West Maui, which includes Lahaina, in particular had a large population of renters and households with more than one family. According to the county’s hazard mitigation plan, 39 percent of housing units in the region were in multi-family developments like apartment buildings, and 16 percent of people lived in crowded quarters, among the highest rates in the county. The fires destroyed a large chunk of that affordable housing, including a 142-unit subsidized apartment complex in Lahaina.
“It’s gonna be really tough,” said Cassandra Abdul, the director of Nā Hale O Maui, a Maui-based nonprofit that works to develop permanent affordable housing. “We already have a really critical housing shortage, and it’s horribly expensive to rent. It takes a long time to get housing built here, because everything has to be imported, and the permitting process can take years.”
The lack of available housing will ensure that many victims reside in temporary shelter for months, said Mihir Parikh, a senior program director at Enterprise Community Partners, a national affordable housing nonprofit.

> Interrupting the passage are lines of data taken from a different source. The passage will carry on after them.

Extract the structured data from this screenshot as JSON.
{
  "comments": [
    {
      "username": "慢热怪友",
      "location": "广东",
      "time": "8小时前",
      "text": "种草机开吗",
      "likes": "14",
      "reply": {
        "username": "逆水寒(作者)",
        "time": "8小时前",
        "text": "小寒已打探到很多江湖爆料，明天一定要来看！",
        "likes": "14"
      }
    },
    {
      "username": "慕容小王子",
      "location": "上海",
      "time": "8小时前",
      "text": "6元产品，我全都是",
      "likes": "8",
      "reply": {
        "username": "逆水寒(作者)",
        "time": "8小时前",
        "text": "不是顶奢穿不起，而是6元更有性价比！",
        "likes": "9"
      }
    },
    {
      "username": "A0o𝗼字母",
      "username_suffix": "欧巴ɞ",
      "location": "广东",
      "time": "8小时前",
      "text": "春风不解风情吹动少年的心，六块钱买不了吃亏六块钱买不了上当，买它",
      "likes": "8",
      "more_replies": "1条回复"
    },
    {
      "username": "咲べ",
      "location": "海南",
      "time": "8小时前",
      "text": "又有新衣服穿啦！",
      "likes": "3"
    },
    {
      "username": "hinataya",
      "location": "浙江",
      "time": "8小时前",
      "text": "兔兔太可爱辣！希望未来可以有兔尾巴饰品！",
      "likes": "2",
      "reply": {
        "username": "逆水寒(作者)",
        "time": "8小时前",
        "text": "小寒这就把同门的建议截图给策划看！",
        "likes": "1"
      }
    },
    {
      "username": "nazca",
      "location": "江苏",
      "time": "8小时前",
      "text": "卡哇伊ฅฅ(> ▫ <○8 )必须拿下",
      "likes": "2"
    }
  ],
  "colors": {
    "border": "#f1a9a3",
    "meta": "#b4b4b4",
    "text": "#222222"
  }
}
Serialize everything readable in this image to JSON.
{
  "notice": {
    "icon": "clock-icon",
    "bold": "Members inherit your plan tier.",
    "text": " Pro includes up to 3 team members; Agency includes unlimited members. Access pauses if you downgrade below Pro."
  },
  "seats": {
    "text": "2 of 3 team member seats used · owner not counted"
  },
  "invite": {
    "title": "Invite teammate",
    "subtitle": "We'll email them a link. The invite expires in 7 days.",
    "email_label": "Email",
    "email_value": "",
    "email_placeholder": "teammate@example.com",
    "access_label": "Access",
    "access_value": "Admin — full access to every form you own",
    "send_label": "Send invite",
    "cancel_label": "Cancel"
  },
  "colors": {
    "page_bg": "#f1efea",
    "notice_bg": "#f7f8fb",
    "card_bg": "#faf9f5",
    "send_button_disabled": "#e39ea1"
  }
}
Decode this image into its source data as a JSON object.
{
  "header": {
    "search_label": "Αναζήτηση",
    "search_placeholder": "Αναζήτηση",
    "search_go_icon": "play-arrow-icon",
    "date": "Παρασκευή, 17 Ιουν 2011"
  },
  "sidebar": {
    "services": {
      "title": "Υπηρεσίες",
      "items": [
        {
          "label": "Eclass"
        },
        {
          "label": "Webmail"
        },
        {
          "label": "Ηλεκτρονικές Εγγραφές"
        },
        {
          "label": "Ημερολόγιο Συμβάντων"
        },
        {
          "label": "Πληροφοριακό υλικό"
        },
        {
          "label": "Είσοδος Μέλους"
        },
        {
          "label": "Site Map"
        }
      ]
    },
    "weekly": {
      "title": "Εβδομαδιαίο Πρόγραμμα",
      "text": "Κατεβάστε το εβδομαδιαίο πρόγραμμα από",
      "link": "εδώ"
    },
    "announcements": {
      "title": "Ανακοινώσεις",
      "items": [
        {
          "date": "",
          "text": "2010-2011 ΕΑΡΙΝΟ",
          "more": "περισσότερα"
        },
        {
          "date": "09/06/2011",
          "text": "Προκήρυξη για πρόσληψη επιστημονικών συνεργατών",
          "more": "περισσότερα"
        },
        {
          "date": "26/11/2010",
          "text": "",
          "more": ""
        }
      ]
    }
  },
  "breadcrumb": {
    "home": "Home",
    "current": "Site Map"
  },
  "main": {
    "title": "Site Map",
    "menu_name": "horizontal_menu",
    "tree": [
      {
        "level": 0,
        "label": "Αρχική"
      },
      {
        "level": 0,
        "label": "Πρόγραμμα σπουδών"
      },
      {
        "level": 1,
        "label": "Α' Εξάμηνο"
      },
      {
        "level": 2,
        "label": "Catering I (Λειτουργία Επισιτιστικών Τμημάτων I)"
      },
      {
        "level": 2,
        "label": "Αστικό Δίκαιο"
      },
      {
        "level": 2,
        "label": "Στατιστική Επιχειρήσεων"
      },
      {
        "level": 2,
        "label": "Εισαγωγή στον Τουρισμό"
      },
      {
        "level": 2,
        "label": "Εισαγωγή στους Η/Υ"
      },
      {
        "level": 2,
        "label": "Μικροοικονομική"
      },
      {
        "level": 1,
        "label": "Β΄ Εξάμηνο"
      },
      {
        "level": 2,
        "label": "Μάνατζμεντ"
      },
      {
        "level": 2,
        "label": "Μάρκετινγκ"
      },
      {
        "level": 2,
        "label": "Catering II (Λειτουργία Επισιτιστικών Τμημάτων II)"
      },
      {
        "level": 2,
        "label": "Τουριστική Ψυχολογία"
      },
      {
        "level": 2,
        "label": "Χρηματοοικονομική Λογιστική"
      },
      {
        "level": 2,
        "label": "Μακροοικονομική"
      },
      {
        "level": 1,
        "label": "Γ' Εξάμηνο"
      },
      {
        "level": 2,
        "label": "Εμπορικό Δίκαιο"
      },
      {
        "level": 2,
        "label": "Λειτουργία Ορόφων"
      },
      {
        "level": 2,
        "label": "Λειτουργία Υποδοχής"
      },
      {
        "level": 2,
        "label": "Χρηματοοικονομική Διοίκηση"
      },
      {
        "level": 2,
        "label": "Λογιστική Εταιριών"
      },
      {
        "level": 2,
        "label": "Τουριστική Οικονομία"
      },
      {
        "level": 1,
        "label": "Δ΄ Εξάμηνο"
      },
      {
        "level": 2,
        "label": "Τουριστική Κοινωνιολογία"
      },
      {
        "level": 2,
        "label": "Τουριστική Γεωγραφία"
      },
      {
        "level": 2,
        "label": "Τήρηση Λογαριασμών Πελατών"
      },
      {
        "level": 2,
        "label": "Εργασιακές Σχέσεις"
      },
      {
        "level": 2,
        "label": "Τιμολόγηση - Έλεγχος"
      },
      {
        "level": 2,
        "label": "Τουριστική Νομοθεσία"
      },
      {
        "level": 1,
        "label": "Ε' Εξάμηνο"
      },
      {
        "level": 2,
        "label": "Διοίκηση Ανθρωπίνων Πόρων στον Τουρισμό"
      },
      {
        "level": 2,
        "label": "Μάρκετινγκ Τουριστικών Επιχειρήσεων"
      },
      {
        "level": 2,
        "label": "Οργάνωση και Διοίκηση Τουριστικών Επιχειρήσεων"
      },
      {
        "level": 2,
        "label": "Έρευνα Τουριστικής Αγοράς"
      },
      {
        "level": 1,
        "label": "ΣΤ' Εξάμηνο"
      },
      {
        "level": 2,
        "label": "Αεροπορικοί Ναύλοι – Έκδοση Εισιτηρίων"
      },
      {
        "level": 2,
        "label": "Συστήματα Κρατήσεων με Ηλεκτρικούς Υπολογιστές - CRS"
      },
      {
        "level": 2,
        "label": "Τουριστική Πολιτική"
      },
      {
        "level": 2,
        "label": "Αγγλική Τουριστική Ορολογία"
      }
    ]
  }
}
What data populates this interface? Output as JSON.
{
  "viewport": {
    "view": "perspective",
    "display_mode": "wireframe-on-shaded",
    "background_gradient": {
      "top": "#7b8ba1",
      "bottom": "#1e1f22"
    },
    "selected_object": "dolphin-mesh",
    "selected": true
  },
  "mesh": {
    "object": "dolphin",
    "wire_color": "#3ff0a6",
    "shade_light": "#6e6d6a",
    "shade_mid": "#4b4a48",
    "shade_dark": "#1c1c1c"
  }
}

“The emergency housing sometimes ends up becoming permanent housing,” he said. “Given the lack of availability of land on Hawaiʻi,” he added, “FEMA needs to explore other options, like modular homes, that can be added to over time.” These prefabricated units are anchored in place, unlike trailers, and can provide permanent housing if necessary. Parikh said that the county and state governments should loosen zoning requirements to allow for alternative housing types such as cottages and in-law units.
Abdul says she’s optimistic that the island will recover eventually, but says it will take several years to build enough affordable housing to replace what’s been lost. Nā Hale O Maui lost 15 below-market units during the fire. Without permanent replacements, she said, many people will end up leaving the island once disaster aid runs out.
“I suspect that there are going to be people that are going to move away,” she said. “Whether that’s going to be permanent or temporary, we don’t know.”
Gabriela Aoun Angueira contributed reporting to this story.